  • Quissanga Praia/Tandangangue in Quissanga district: both urban communities of 3,000-4,000 residents (located in Quissanga district). Kimwani-speaking. These neighbourhoods are part of the district capital Quissanaga Sede, which has never been attacked by the non-state armed groups. As these places are situated along the coastline, the livelihoods are based on fishery in this area. 

  • Nacoba in Quissanga district: rural returnee location of about 400 people (the population number will need to be reconfirmed as the population is in relative flux). Makua-speaking. However this community has been recently attacked. 

  • Machova  in Macomia district: rural community with a mix of host community, IDP and returnees of about 10,000 people all together. Makua-speaking.

Sensemaking linking the deep listening and portfolio approach
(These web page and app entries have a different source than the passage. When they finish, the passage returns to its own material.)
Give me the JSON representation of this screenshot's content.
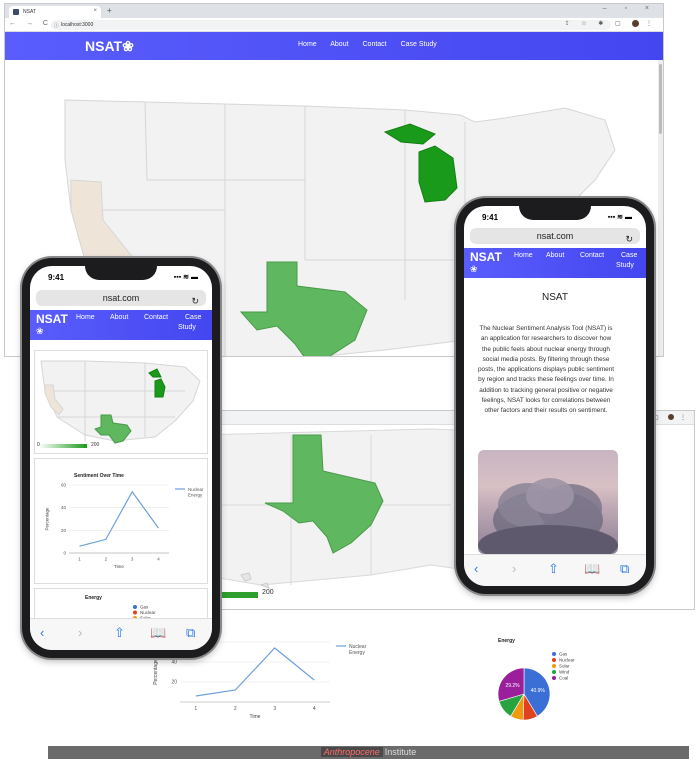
{
  "desktop": {
    "tab_title": "NSAT",
    "tab_close": "×",
    "new_tab": "+",
    "window_controls": "– ▫ ×",
    "url": "localhost:3000",
    "logo": "NSAT",
    "logo_glyph": "❀",
    "nav": [
      "Home",
      "About",
      "Contact",
      "Case Study"
    ],
    "state_colors": {
      "highlight_strong": "#1a9a1a",
      "highlight_mid": "#5fb85f",
      "base": "#f2f2f2",
      "tan": "#efe4d8",
      "border": "#d9d9d9"
    },
    "map_legend_value": "200"
  },
  "bottom_strip": {
    "line_title_fragment": "ime",
    "footer_brand": "Anthropocene",
    "footer_suffix": "Institute"
  },
  "phone_left": {
    "time": "9:41",
    "signal": "▪▪▪ ≋ ▬",
    "url": "nsat.com",
    "reload": "↻",
    "logo": "NSAT",
    "logo_glyph": "❀",
    "nav": [
      "Home",
      "About",
      "Contact",
      "Case",
      "Study"
    ],
    "map_legend_min": "0",
    "map_legend_max": "200",
    "safari": [
      "‹",
      "›",
      "⇧",
      "📖",
      "⧉"
    ]
  },
  "phone_right": {
    "time": "9:41",
    "signal": "▪▪▪ ≋ ▬",
    "url": "nsat.com",
    "reload": "↻",
    "logo": "NSAT",
    "logo_glyph": "❀",
    "nav": [
      "Home",
      "About",
      "Contact",
      "Case",
      "Study"
    ],
    "about_title": "NSAT",
    "about_text": "The Nuclear Sentiment Analysis Tool (NSAT) is an application for researchers to discover how the public feels about nuclear energy through social media posts. By filtering through these posts, the applications displays public sentiment by region and tracks these feelings over time. In addition to tracking general positive or negative feelings, NSAT looks for correlations between other factors and their results on sentiment.",
    "safari": [
      "‹",
      "›",
      "⇧",
      "📖",
      "⧉"
    ]
  },
  "chart_data": [
    {
      "type": "line",
      "title": "Sentiment Over Time",
      "xlabel": "Time",
      "ylabel": "Percentage",
      "x": [
        1,
        2,
        3,
        4
      ],
      "series": [
        {
          "name": "Nuclear Energy",
          "values": [
            6,
            12,
            54,
            22
          ],
          "color": "#6fa0dc"
        }
      ],
      "ylim": [
        0,
        60
      ],
      "yticks": [
        0,
        20,
        40,
        60
      ],
      "legend": "right"
    },
    {
      "type": "pie",
      "title": "Energy",
      "labels": [
        "Gas",
        "Nuclear",
        "Solar",
        "Wind",
        "Coal"
      ],
      "values": [
        40.9,
        9.0,
        8.0,
        11.7,
        29.2
      ],
      "slice_labels": [
        "40.9%",
        "",
        "",
        "",
        "29.2%"
      ],
      "colors": [
        "#3b6fd6",
        "#e0421f",
        "#f29a0f",
        "#27a342",
        "#9b1f9b"
      ],
      "legend": "right"
    }
  ]
}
Since the sensemaking process consists in sharing the results of the listening process with a wider community, to contrast and enrich them, these two phases (listening and sensemaking) are naturally linked. Therefore, the narratives, challenges and opportunities identified in the listening process are reinterpreted, highlighting similarities and discrepancies, as well as possible solutions. These spaces will gather together UNDP agents, public institutions, corporates and civil society to take part in the same process.